Content files are downloaded on to the receive boxes. The student can use a Wi-Fi-enabled device (i.e., cell phone, computer, tablet, etc.) with an application to access the content. One receiver is sufficient to support multiple students in the household. Each student can log in to their account and access content that is relevant to them.
The teacher, school, or school district specifies the content to be accessed by each student. Each piece of content is encrypted and can only be viewed and downloaded by devices with the corresponding private service code. The student logs into their account using their device and can view any content meant for them.
Why ATSC 3.0 is a key enabler?
The enabling technology behind educational datacasting is the new ATSC 3.0 standard. This latest ATSC standard was approved in 2017. The key difference between ATSC 3.0 and its predecessor, ATSC 1.0, is that version 1.0 was strictly limited to casting the audio or video from the broadcast tv signal. On the other hand, ATSC 3.0 is a more efficient and IP-based standard that allows almost any kind of data to be sent—files, videos, audio, software, pictures., etc.

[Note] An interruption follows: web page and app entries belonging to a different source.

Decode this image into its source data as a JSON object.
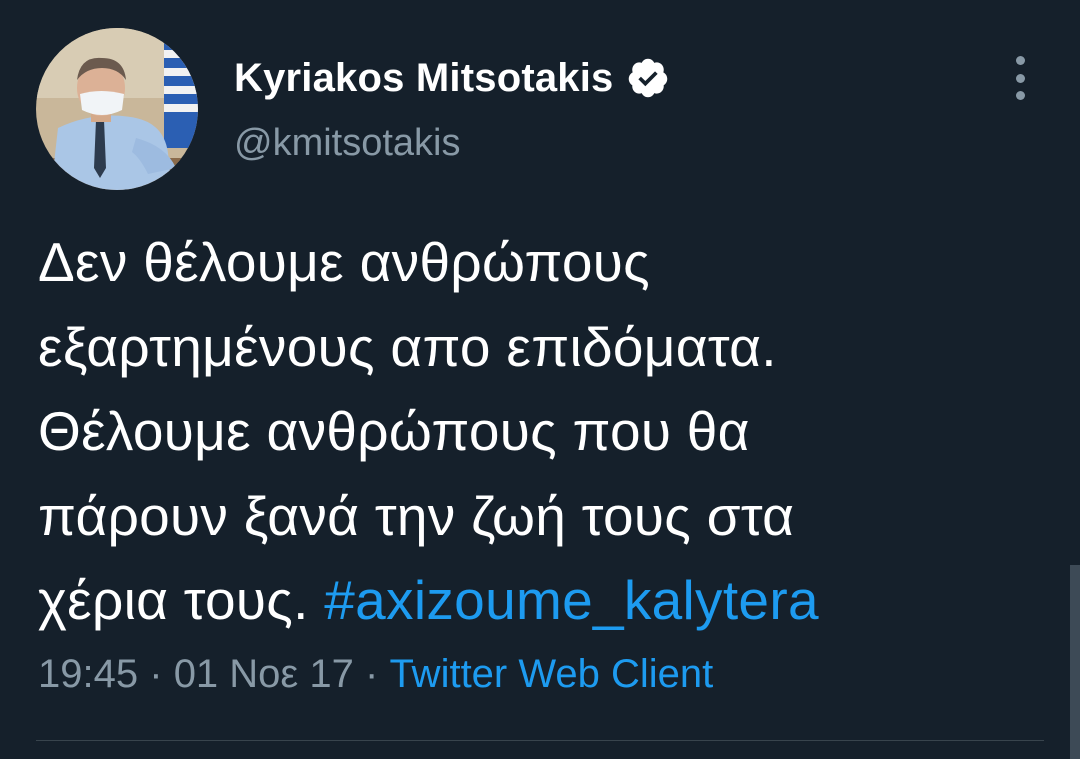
{
  "author": {
    "display_name": "Kyriakos Mitsotakis",
    "handle": "@kmitsotakis",
    "verified": true
  },
  "tweet": {
    "lines": [
      "Δεν θέλουμε ανθρώπους",
      "εξαρτημένους απο επιδόματα.",
      "Θέλουμε ανθρώπους που θα",
      "πάρουν ξανά την ζωή τους στα",
      "χέρια τους."
    ],
    "hashtag": "#axizoume_kalytera"
  },
  "meta": {
    "time": "19:45",
    "separator": "·",
    "date": "01 Νοε 17",
    "client": "Twitter Web Client"
  },
  "icons": {
    "verified": "verified-badge-icon",
    "more": "more-vertical-icon"
  },
  "colors": {
    "background": "#15202b",
    "accent": "#1d9bf0",
    "secondary_text": "#8899a6"
  }
}
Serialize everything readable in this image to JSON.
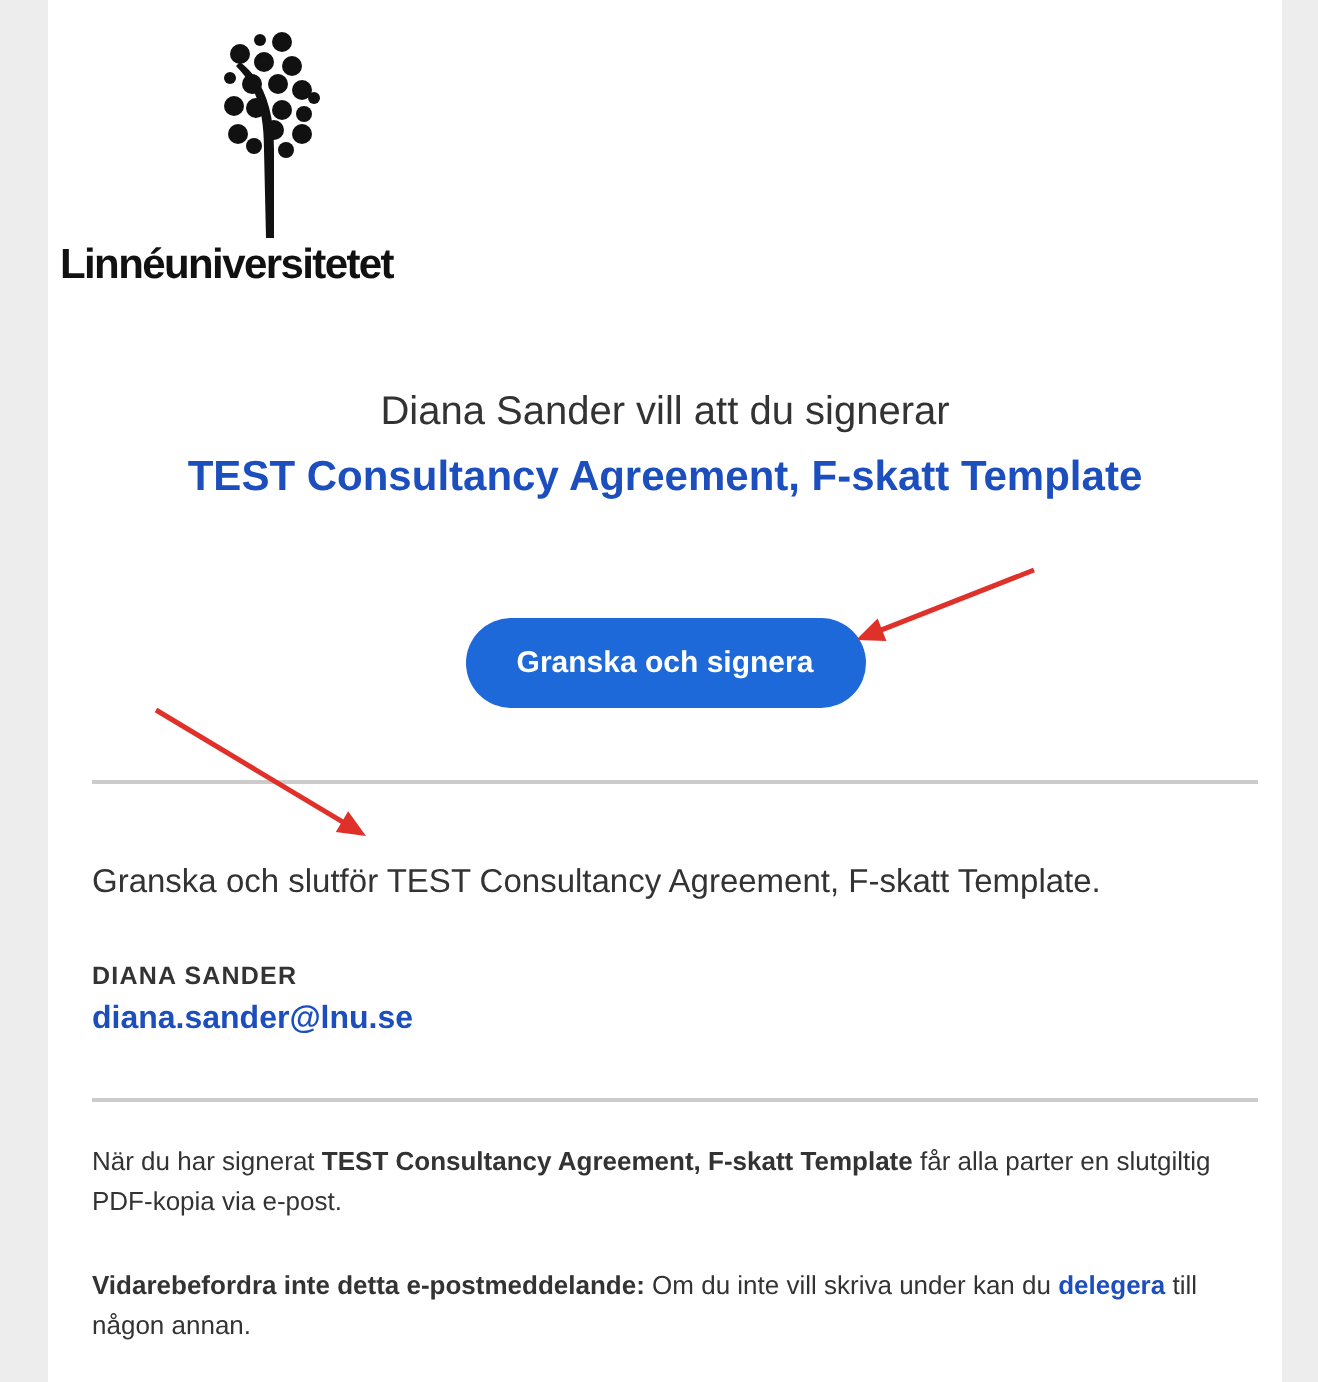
{
  "logo": {
    "name": "Linnéuniversitetet"
  },
  "heading": "Diana Sander vill att du signerar",
  "document_title": "TEST Consultancy Agreement, F-skatt Template",
  "button": "Granska och signera",
  "intro": "Granska och slutför TEST Consultancy Agreement, F-skatt Template.",
  "sender": {
    "name": "DIANA SANDER",
    "email": "diana.sander@lnu.se"
  },
  "note": "När du har signerat **TEST Consultancy Agreement, F-skatt Template** får alla parter en slutgiltig PDF-kopia via e-post.",
  "warning": {
    "text": "**Vidarebefordra inte detta e-postmeddelande:** Om du inte vill skriva under kan du",
    "link": "delegera",
    "rest": "till någon annan."
  },
  "annotations": [
    {
      "kind": "arrow"
    },
    {
      "kind": "arrow"
    }
  ]
}
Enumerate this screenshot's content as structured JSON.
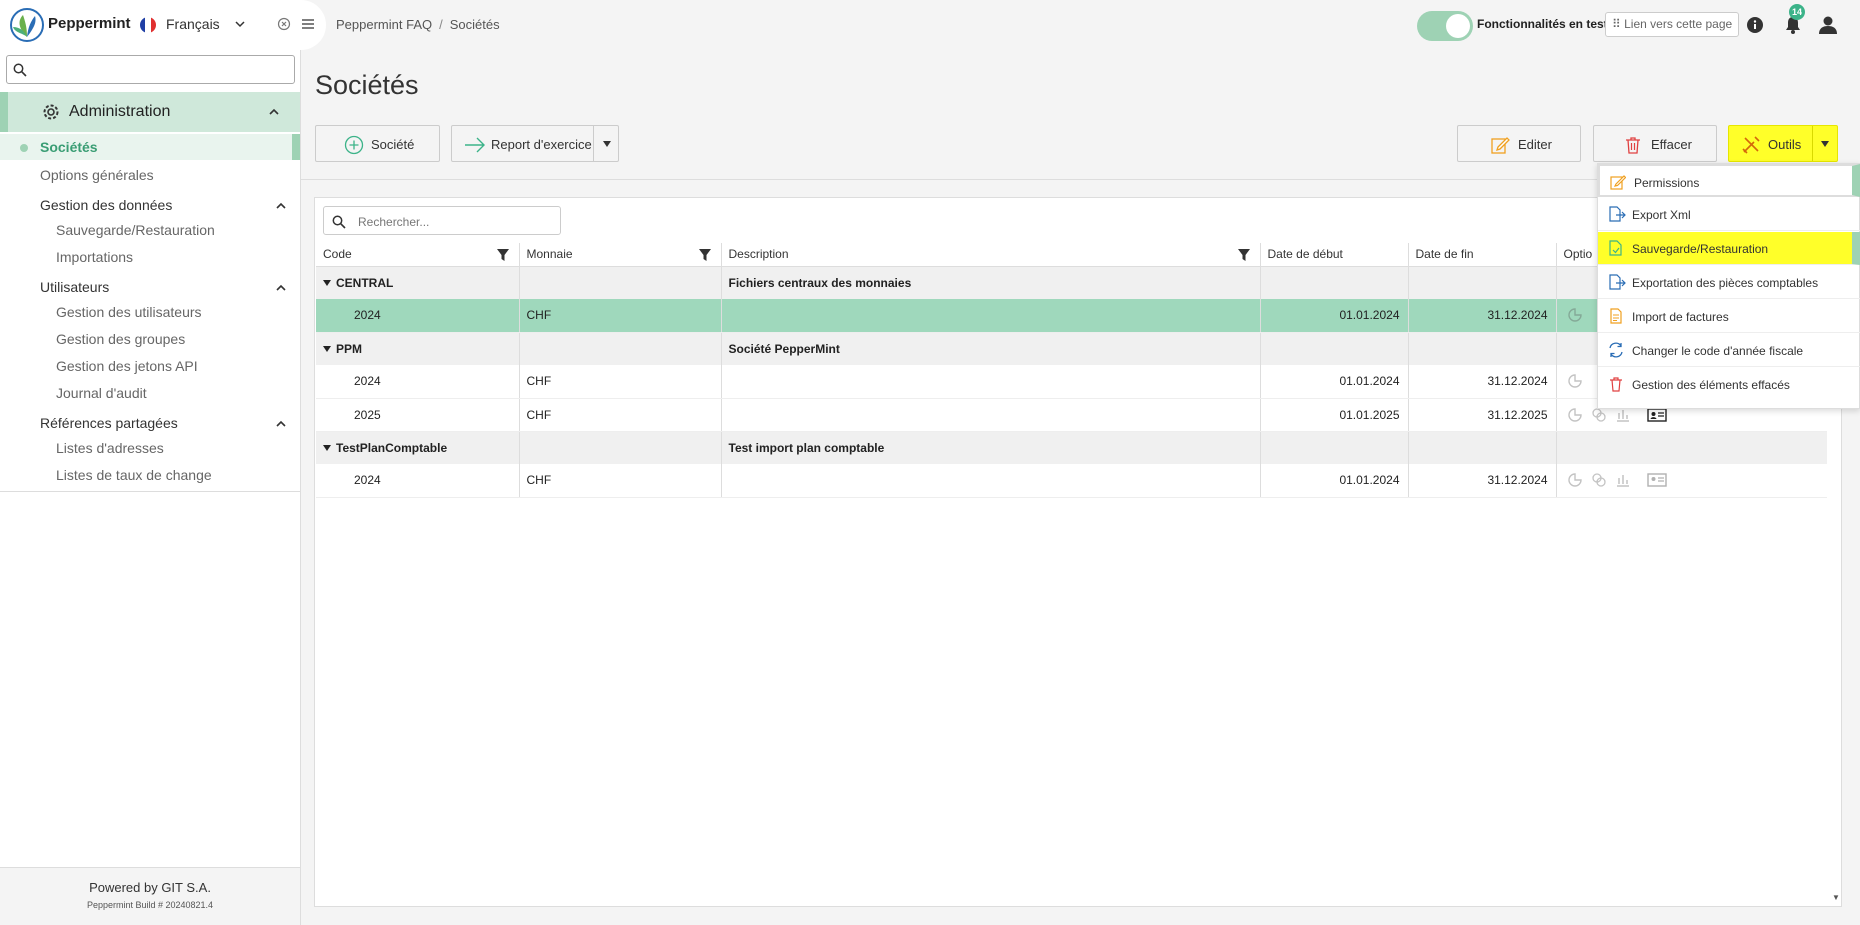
{
  "topbar": {
    "app_name": "Peppermint",
    "language": "Français",
    "breadcrumb": [
      "Peppermint FAQ",
      "Sociétés"
    ],
    "toggle_label": "Fonctionnalités en test",
    "link_label": "Lien vers cette page",
    "notifications_count": "14",
    "toggle_on": true
  },
  "sidebar": {
    "search_placeholder": "",
    "admin_label": "Administration",
    "active_item": "Sociétés",
    "options_generales": "Options générales",
    "sections": [
      {
        "label": "Gestion des données",
        "items": [
          "Sauvegarde/Restauration",
          "Importations"
        ]
      },
      {
        "label": "Utilisateurs",
        "items": [
          "Gestion des utilisateurs",
          "Gestion des groupes",
          "Gestion des jetons API",
          "Journal d'audit"
        ]
      },
      {
        "label": "Références partagées",
        "items": [
          "Listes d'adresses",
          "Listes de taux de change"
        ]
      }
    ],
    "footer_powered": "Powered by GIT S.A.",
    "footer_build": "Peppermint Build # 20240821.4"
  },
  "main": {
    "title": "Sociétés",
    "buttons": {
      "societe": "Société",
      "report": "Report d'exercice",
      "editer": "Editer",
      "effacer": "Effacer",
      "outils": "Outils"
    },
    "grid_search_placeholder": "Rechercher...",
    "columns": [
      "Code",
      "Monnaie",
      "Description",
      "Date de début",
      "Date de fin",
      "Optio"
    ],
    "groups": [
      {
        "code": "CENTRAL",
        "description": "Fichiers centraux des monnaies",
        "rows": [
          {
            "code": "2024",
            "currency": "CHF",
            "start": "01.01.2024",
            "end": "31.12.2024",
            "selected": true
          }
        ]
      },
      {
        "code": "PPM",
        "description": "Société PepperMint",
        "rows": [
          {
            "code": "2024",
            "currency": "CHF",
            "start": "01.01.2024",
            "end": "31.12.2024"
          },
          {
            "code": "2025",
            "currency": "CHF",
            "start": "01.01.2025",
            "end": "31.12.2025"
          }
        ]
      },
      {
        "code": "TestPlanComptable",
        "description": "Test import plan comptable",
        "rows": [
          {
            "code": "2024",
            "currency": "CHF",
            "start": "01.01.2024",
            "end": "31.12.2024"
          }
        ]
      }
    ]
  },
  "tools_menu": [
    {
      "label": "Permissions",
      "icon": "edit-icon"
    },
    {
      "label": "Export Xml",
      "icon": "export-file-icon"
    },
    {
      "label": "Sauvegarde/Restauration",
      "icon": "backup-file-icon",
      "highlighted": true
    },
    {
      "label": "Exportation des pièces comptables",
      "icon": "export-file-icon"
    },
    {
      "label": "Import de factures",
      "icon": "invoice-icon"
    },
    {
      "label": "Changer le code d'année fiscale",
      "icon": "refresh-icon"
    },
    {
      "label": "Gestion des éléments effacés",
      "icon": "trash-icon"
    }
  ],
  "colors": {
    "accent": "#9ed2b4",
    "highlight": "#ffff29",
    "selected_row": "#9fd8bc"
  }
}
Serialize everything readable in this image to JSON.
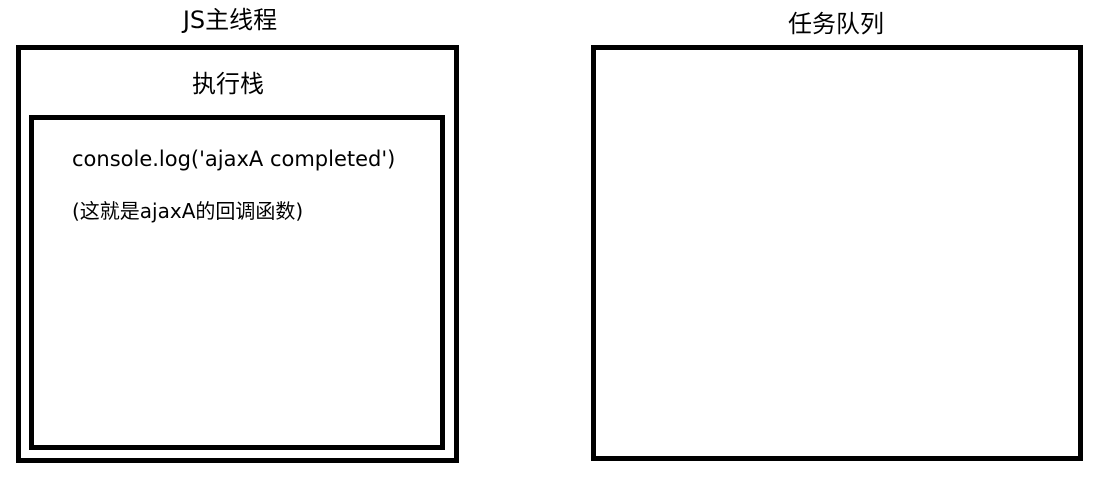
{
  "main_thread": {
    "title": "JS主线程",
    "execution_stack": {
      "title": "执行栈",
      "code_line": "console.log('ajaxA completed')",
      "note": "(这就是ajaxA的回调函数)"
    }
  },
  "task_queue": {
    "title": "任务队列"
  }
}
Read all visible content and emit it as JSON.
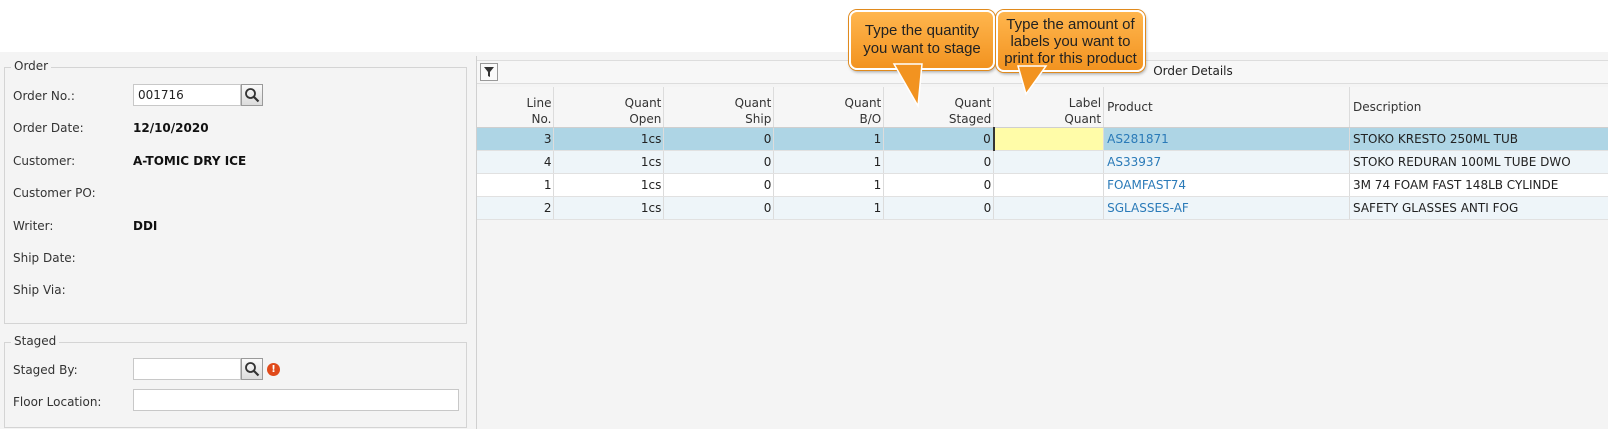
{
  "order": {
    "section_title": "Order",
    "order_no_label": "Order No.:",
    "order_no_value": "001716",
    "order_date_label": "Order Date:",
    "order_date_value": "12/10/2020",
    "customer_label": "Customer:",
    "customer_value": "A-TOMIC DRY ICE",
    "customer_po_label": "Customer PO:",
    "writer_label": "Writer:",
    "writer_value": "DDI",
    "ship_date_label": "Ship Date:",
    "ship_via_label": "Ship Via:"
  },
  "staged": {
    "section_title": "Staged",
    "staged_by_label": "Staged By:",
    "staged_by_value": "",
    "floor_location_label": "Floor Location:",
    "floor_location_value": ""
  },
  "grid": {
    "title": "Order Details",
    "columns": [
      {
        "line1": "Line",
        "line2": "No."
      },
      {
        "line1": "Quant",
        "line2": "Open"
      },
      {
        "line1": "Quant",
        "line2": "Ship"
      },
      {
        "line1": "Quant",
        "line2": "B/O"
      },
      {
        "line1": "Quant",
        "line2": "Staged"
      },
      {
        "line1": "Label",
        "line2": "Quant"
      },
      {
        "line1": "Product",
        "line2": ""
      },
      {
        "line1": "Description",
        "line2": ""
      }
    ],
    "rows": [
      {
        "line": "3",
        "open": "1cs",
        "ship": "0",
        "bo": "1",
        "staged": "0",
        "label_quant": "",
        "product": "AS281871",
        "description": "STOKO KRESTO 250ML TUB"
      },
      {
        "line": "4",
        "open": "1cs",
        "ship": "0",
        "bo": "1",
        "staged": "0",
        "label_quant": "",
        "product": "AS33937",
        "description": "STOKO REDURAN 100ML TUBE DWO"
      },
      {
        "line": "1",
        "open": "1cs",
        "ship": "0",
        "bo": "1",
        "staged": "0",
        "label_quant": "",
        "product": "FOAMFAST74",
        "description": "3M 74 FOAM FAST 148LB CYLINDE"
      },
      {
        "line": "2",
        "open": "1cs",
        "ship": "0",
        "bo": "1",
        "staged": "0",
        "label_quant": "",
        "product": "SGLASSES-AF",
        "description": "SAFETY GLASSES ANTI FOG"
      }
    ]
  },
  "callouts": {
    "stage_tip_line1": "Type the quantity",
    "stage_tip_line2": "you want to stage",
    "label_tip_line1": "Type the amount of",
    "label_tip_line2": "labels you want to",
    "label_tip_line3": "print for this product"
  },
  "colors": {
    "selected_row": "#aed5e5",
    "editing_cell": "#fffca8",
    "link": "#2a7ab8",
    "callout": "#f29320",
    "warning": "#e04a1a"
  }
}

Designed to be highly flexible and configurable, the ATSC 3.0 standard enables robust, point-to-multipoint transmission over IP to both fixed and mobile devices. This versatile technology provides higher data capacity, more flexible spectrum use, immersive and interactive audio/visual experiences, and greater scalability.
Furthermore, because the ATSC 3.0 standard is built on an IP backbone, the receiving device does not need to be a television, which means that design possibilities for receiving devices are nearly unlimited. A device as small as a deck of cards with an antenna could be a data offload point. Likewise, data could be broadcast directly to students’ laptops, mobile phones, tablets, etc.
FCC has stipulated that high-power broadcasters must continue to support ATSC 1.0 if they want to add ATSC 3.0 (that requirement does not apply to low-power broadcasters). Broadcasters are working together on channel-sharing agreements to speed up the deployment of ATSC 3.0. There are many ATSC 3.0 receive devices being offered in the market. We expect the device ecosystem to expand and device prices to decrease to further increase datacasting affordability. School districts can avail themselves of federal grants to fund the procurement and distribution of end-user devices.
Trilogy NextGen for your connectivity needs
Trilogy NextGen was founded with a focus on leveraging the broadcast spectrum for datacasting applications and has been testing the technology for new, innovative uses. With a history in broadcasting and experience in 3GPP cellular technologies, we’re helping to define what the future of datacasting could look like. This includes working on ways to enable more economical alternatives to the status quo. In this model, the downstream traffic is still delivered via broadcast tv spectrum, while the limited upstream traffic would use internet service provider networks or a private cellular LTE/5G network.
Our approach is to leverage datacasting technology on an area-need basis along with cellular communications so that educational institutions, smart cities, and industrial customers can overcome limited connectivity challenges, reduce costs, and improve efficiencies. To learn how Trilogy NextGen can provide reliable datacasting solutions for your connectivity needs, contact us.
[i] Innovations in Distance Education: Datacasting; American Institutes for Research; 2023
[ii] K–12 Student Digital Divide Much Larger Than Previously Estimated and Affects Teachers, Too, New Analysis Shows; Common Sense Media; June 29, 2020
[iii] FCC Reports Broadband Unavailable to 21.3 Million Americans; Broadband Now, report; May 6, 2020